18 Jun 19
The Post & Email

“HYPOCRISY, HISTRIONICS AND FAUX OUTRAGE” by Joseph DeMaio, ©2019 (Jun. 18, 2019) — Rarely does your faithful servant offer back-to-back daily submissions for posting at The P&E.  However, the remarks yesterday by Representative Alexandria Ocasio-Cortez, aka “AOC” (“Always On Crack”) demand comment. AOC had the temerity to claim via her Instagram social media platform (mercifully […]

18 Jun 19
FOX2now.com

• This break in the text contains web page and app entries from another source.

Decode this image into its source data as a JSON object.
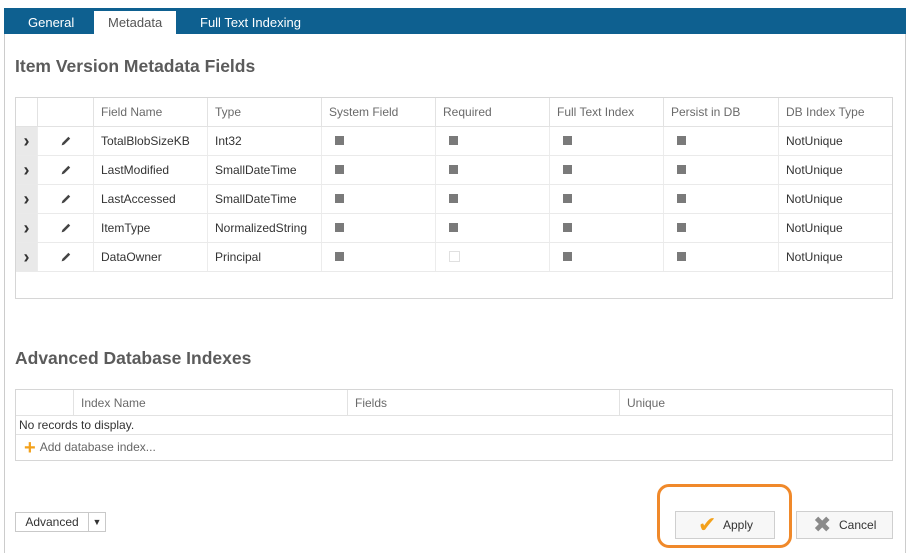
{
  "tabs": [
    {
      "label": "General"
    },
    {
      "label": "Metadata"
    },
    {
      "label": "Full Text Indexing"
    }
  ],
  "metadata": {
    "title": "Item Version Metadata Fields",
    "columns": [
      "Field Name",
      "Type",
      "System Field",
      "Required",
      "Full Text Index",
      "Persist in DB",
      "DB Index Type"
    ],
    "rows": [
      {
        "name": "TotalBlobSizeKB",
        "type": "Int32",
        "system": true,
        "required": true,
        "fulltext": true,
        "persist": true,
        "index": "NotUnique"
      },
      {
        "name": "LastModified",
        "type": "SmallDateTime",
        "system": true,
        "required": true,
        "fulltext": true,
        "persist": true,
        "index": "NotUnique"
      },
      {
        "name": "LastAccessed",
        "type": "SmallDateTime",
        "system": true,
        "required": true,
        "fulltext": true,
        "persist": true,
        "index": "NotUnique"
      },
      {
        "name": "ItemType",
        "type": "NormalizedString",
        "system": true,
        "required": true,
        "fulltext": true,
        "persist": true,
        "index": "NotUnique"
      },
      {
        "name": "DataOwner",
        "type": "Principal",
        "system": true,
        "required": false,
        "fulltext": true,
        "persist": true,
        "index": "NotUnique"
      }
    ]
  },
  "indexes": {
    "title": "Advanced Database Indexes",
    "columns": [
      "Index Name",
      "Fields",
      "Unique"
    ],
    "empty_text": "No records to display.",
    "add_label": "Add database index..."
  },
  "footer": {
    "advanced_label": "Advanced",
    "apply_label": "Apply",
    "cancel_label": "Cancel"
  },
  "colors": {
    "tabstrip": "#0e6090",
    "accent": "#f3a11b",
    "highlight": "#f0892a"
  }
}
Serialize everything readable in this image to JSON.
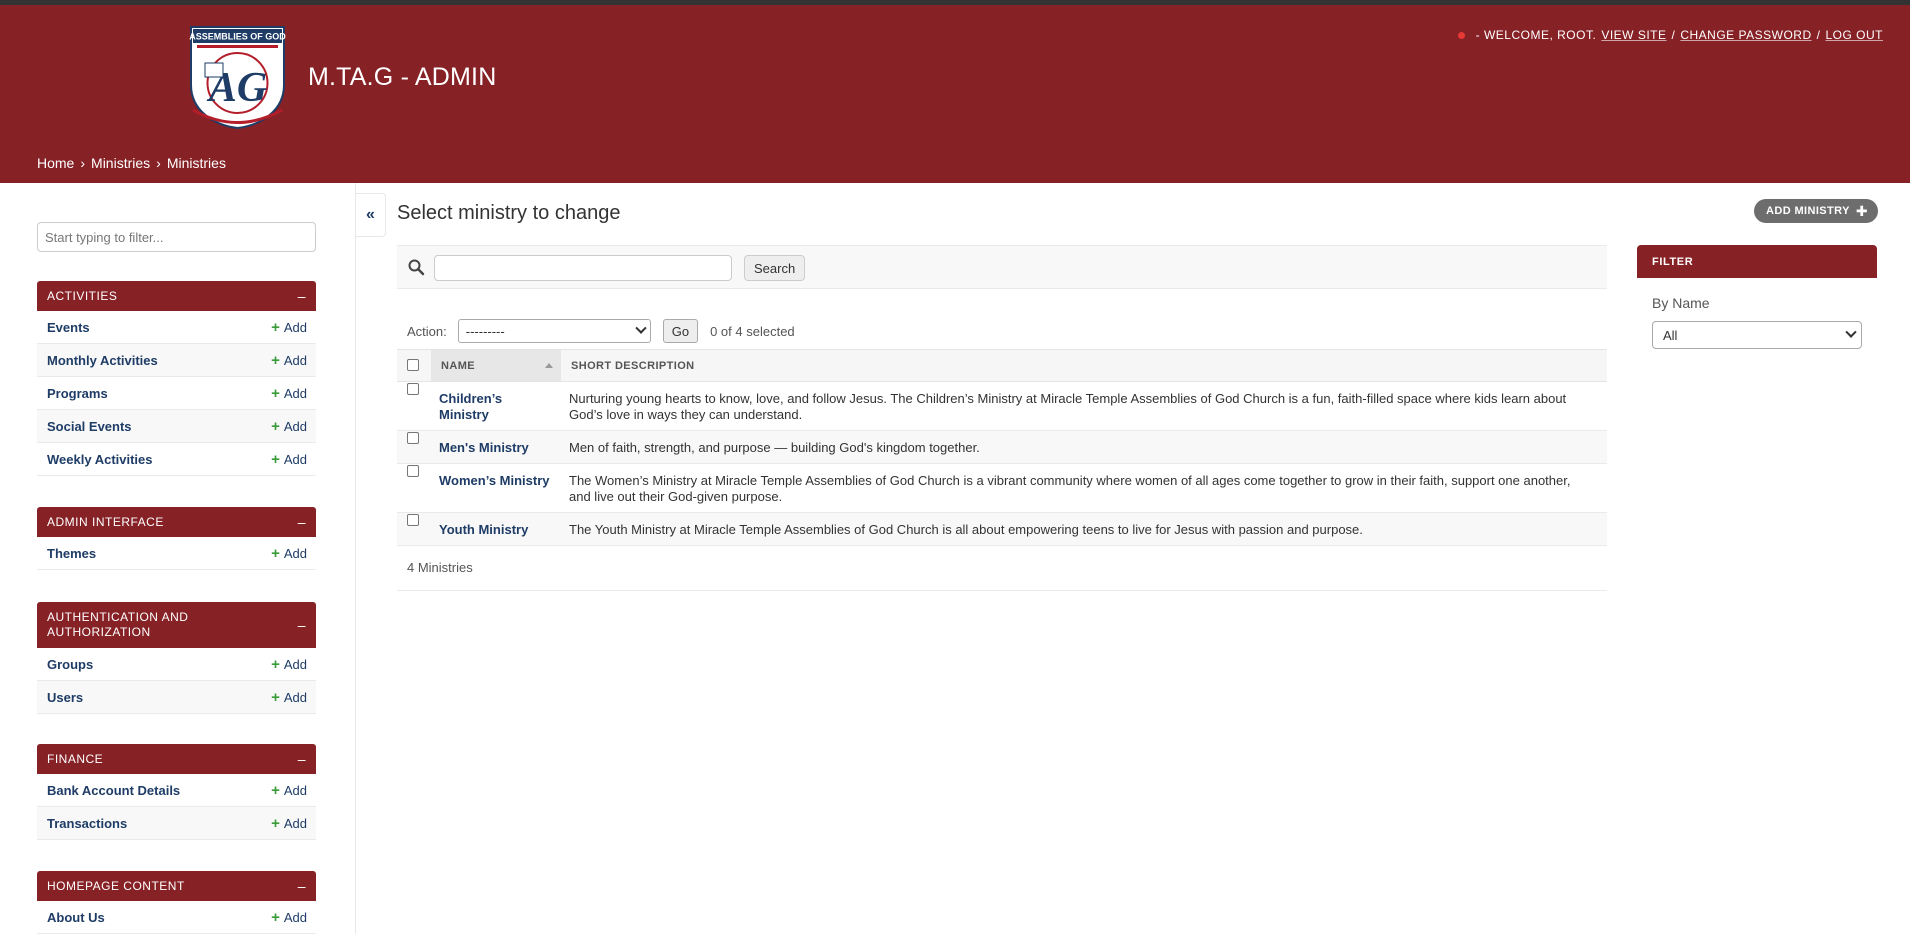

[vemba-video id=”politics/2019/06/18/trump-ice-mass-deportations-tweet-johns-dnt-newday-vpx.cnn”] President Donald Trump on Monday night issued a vague threat to deport “millions” of undocumented immigrants next week, though he did not provide details and administration officials did not respond to requests for clarification. Trump said the agency will begin deporting undocumented immigrants “as fast as they come in,” and called on congressional […]